production. The recordings are now, amazingly, over twenty years
old but they certainly bear the new and somewhat austere, though
evocative, livery well.
Music for the Theatre dates from 1925 and owed its genesis
to a Koussevitzky commission. The composer took incidental music
for a projected play and utilised it for the new work. There
are five movements with the Prologue, and its brisk quasi-reveille
calls, setting the scene with its quiescent material that leads
inexorably to a jazzy and luminous coda. The muted trumpet and
clarinet that haunt the Dance suggest a post-Ragtime sensibility
and Hot Dance music rather than the Jazz that Copland suggested.
It certainly has more of a tightly rhythmic New York feel than
the more curvaceous insinuation of a Chicago beat. In the warmly
lyric Interlude the cor anglais is the star and this ushers
in a cheeky Burlesque where the trombone's cocky call over

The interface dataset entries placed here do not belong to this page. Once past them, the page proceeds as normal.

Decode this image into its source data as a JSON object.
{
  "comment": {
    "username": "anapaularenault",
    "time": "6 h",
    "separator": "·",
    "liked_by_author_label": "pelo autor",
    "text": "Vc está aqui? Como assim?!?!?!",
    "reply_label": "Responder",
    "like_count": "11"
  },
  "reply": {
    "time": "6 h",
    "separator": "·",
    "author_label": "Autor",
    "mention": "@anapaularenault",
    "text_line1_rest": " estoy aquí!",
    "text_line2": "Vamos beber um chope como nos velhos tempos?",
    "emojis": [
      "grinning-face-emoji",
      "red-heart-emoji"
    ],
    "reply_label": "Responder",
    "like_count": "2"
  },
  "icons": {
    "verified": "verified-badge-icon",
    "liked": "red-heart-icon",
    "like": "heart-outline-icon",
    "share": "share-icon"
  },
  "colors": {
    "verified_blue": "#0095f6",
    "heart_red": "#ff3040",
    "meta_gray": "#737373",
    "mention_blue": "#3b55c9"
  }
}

a walking bass adds greatly to the fun. The finale revisits
the first and third movements and adds some restful stasis to
end a happy, snappy work, tautly and sympathetically played
by the forces of the Orchestra of St. Luke's under Dennis
Quiet City is naturally better known but again trumpet
and cor anglais are to the fore. Stephen Taylor is the cor anglais
player here and I assume he was in Music for the Theatre
as well. He and trumpeter Chris Gekker play with fine tone and
measured cantilena. The strings turn lush when needed; no astringent
aspersions are cast. Music for Movies dates from 1942
- the quartet of compositions is presented chronologically.
This is a vital, energising piece of work, one of his breeziest
and zestiest. It flies kites for serious composers and film
music, whilst ensuring that colour, rhythmic flair, localised
characterisation, and convincing orchestration are all surely
realised. To end we have the Clarinet Concerto. It's not
such an odd bedfellow as it may seem, especially when the playing
is so consonant and William Blount so highly effective a soloist.
Of course you will have your own Numero Uno to play against
each of these four recordings. Probably you'd go for Bernstein,
Levi or Litton in Music for Theatre, or Copland himself
(or Marriner - excellent) in Quiet City. The composer
or Slatkin are probably best for Music for Movies and
you have a whole Appalachia full of choices with the Concerto,
according to how jazzy or straight you want it - Goodman, Meyer,
Stoltzman - best with Tilson Thomas on the rostrum - or maybe
Drucker - and there are plenty more.
As a single disc however this one, excellently recorded, finely
played, and well annotated (by Vivian Perlis) is a winner.
see also review by Dan
Morgan and Bob Briggs